During an interview on FNC’s Sunday Morning Futures, Senator Ted Cruz (R-Texas) said the Inflation Reduction Act of 2022 will raise gas taxes for Americans, and that Democrats supporting the legislation are voting to “make our consumers pay more at the pump.”
“Every single Democrat, all of them voted to increase gas taxes,” Cruz told host Marie Bartiromo. “So the next time you see a Mark Kelly in Arizona, or Raphael Warnock in Georgia, or a Maggie Hassan in New Hampshire, or a Michael Bennet in Colorado, or Catherine Cortez Masto in Nevada say, ‘Hey! We want gas prices to be lower!’”
“You know they are lying because they stood up and voted raise the gas taxes, stick it to the producers, make our consumers pay more at the pump,” said Cruz, and “that’s the end result they want and their voting record proves it.”
Bartiromo asked the senator about the promise made that tax hikes in the Inflation Reduction Act would not impact Americans making $400,000 or less.
“Well, it’s a flat-out lie,” Cruz replied. “The Congressional Budget Office analyzed this bill and it concluded a very large portion of it would be borne by people making under $400,000 a year, that just about every group of taxpayers would see their taxes go up. The Democrats know this.”
The senator pointed out that Democrats voted against amendments that would prevent tax hikes on those making under $400,000.
“And, by the way, we had amendments to say let’s not have any of these taxes fall on people making under $400,000,” said Cruz. “The Democrats all voted no. They are lying and you know what they’re counting on? They’re counting on the corporate media just carrying their water for them and saying, ‘Oh your taxes are not going up.’”
“It’s not the truth, they know it's not the truth, but they expect the corporate media not to tell people,” he added, “so, unless they're watching your show or a handful of others, then they’re not hearing what’s actually in this terrible bill.”
The Inflation Reduction Act raises taxes on myriad corporations and energy-generating businesses, especially fossil fuel businesses. When those taxes are imposed, the cost is invariably passed on to the consumer, usually through higher prices.
As Sen. James Lankford (R-Okla.) commented in a press release, “There's a new tax on imported oil and new fees on domestic oil produced on federal lands. There's new inspection fees and owners' fees on pipelines. I do not understand how new fees, new taxes on oil and gas are supposed to lower the price of natural gas and gasoline, but that's what's declared in the Inflation Reduction Act. If only we had more taxes on oil, gas, and natural gas, then prices will somehow magically go down.”

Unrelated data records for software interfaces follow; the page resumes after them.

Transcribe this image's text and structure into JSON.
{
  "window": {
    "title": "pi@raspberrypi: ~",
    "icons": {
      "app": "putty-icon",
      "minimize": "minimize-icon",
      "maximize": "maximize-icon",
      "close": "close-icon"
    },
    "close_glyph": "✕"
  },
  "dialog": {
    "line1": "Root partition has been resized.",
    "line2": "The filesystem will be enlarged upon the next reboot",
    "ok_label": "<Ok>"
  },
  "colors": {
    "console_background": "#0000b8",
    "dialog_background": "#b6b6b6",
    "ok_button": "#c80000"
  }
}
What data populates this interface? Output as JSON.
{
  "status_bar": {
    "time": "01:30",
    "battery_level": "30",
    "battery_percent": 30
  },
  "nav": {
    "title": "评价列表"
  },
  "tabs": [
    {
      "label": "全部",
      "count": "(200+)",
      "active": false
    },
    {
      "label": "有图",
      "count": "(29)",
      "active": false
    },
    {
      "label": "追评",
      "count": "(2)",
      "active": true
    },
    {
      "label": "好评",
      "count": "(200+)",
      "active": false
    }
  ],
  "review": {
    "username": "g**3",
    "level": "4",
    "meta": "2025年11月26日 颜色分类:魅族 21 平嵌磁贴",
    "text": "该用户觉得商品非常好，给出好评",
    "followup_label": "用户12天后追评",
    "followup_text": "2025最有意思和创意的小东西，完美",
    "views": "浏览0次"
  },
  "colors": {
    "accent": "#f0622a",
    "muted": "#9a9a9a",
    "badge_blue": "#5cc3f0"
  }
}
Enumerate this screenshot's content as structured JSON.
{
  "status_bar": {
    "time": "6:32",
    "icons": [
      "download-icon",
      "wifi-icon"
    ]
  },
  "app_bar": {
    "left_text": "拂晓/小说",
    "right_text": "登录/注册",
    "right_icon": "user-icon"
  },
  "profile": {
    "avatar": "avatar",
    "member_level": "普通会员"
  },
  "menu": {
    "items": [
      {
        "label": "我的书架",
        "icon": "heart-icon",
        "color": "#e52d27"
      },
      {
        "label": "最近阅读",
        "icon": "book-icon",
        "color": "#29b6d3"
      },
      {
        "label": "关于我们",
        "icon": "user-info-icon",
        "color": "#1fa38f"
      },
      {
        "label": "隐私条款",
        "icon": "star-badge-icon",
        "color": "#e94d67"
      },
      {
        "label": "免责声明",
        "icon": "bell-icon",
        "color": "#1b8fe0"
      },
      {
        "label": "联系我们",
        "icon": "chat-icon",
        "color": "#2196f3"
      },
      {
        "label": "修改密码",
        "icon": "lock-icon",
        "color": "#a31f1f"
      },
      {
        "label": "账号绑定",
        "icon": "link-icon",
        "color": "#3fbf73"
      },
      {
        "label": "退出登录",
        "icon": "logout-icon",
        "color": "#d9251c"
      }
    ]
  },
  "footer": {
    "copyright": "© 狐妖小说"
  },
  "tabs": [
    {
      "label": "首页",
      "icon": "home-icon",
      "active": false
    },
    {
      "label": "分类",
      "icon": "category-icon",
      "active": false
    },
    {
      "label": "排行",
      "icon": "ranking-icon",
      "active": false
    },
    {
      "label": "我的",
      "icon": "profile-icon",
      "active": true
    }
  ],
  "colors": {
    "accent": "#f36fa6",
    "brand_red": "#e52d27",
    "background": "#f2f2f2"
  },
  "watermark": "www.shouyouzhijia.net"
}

On a related note, because of the increased taxes on fossil fuel mandated by the legislation, the Institute for Energy Research concluded that many companies will question whether to continue investing in such products. If they slow exploration and production because of higher costs, supply could stay constant or diminish, which will also raise prices.
“It is unlikely that companies will invest in these fuels if the leader of the country is proud to put this bill forward, which will only make gasoline prices higher at the pump and natural gas prices higher for heating homes, for electricity production, and for industrial uses,” said the IER. “Inflation will continue to be a scourge for Americans as energy prices necessarily skyrocket.”
Mark Meuser, an attorney with the Dhillon Law Group, wrote in the California Globe, “The reason why inflation in the United States is over 9 percent for the first time in 40 years is record government spending – trillions spent recovering from bad government COVID policies and even more spent on ‘infrastructure’ studies.”
“One would think that the Inflation Reduction Act would reduce inflation by reining in spending,” said Meuser. “This is not the case. I studied all 725 pages of proposals, watched several hours of debate on the bill, and there is not a single provision reducing spending or otherwise dealing with United States monetary policy.”
The legislation “will not help Californians who are paying nearly double what they were in 2020 to fill their vehicles’ gas tanks,” said Meuser. “It will not help Californians who are paying more than 30 percent for groceries. The Inflation Reduction Act will do nothing to help reduce inflation and help the average Californian.”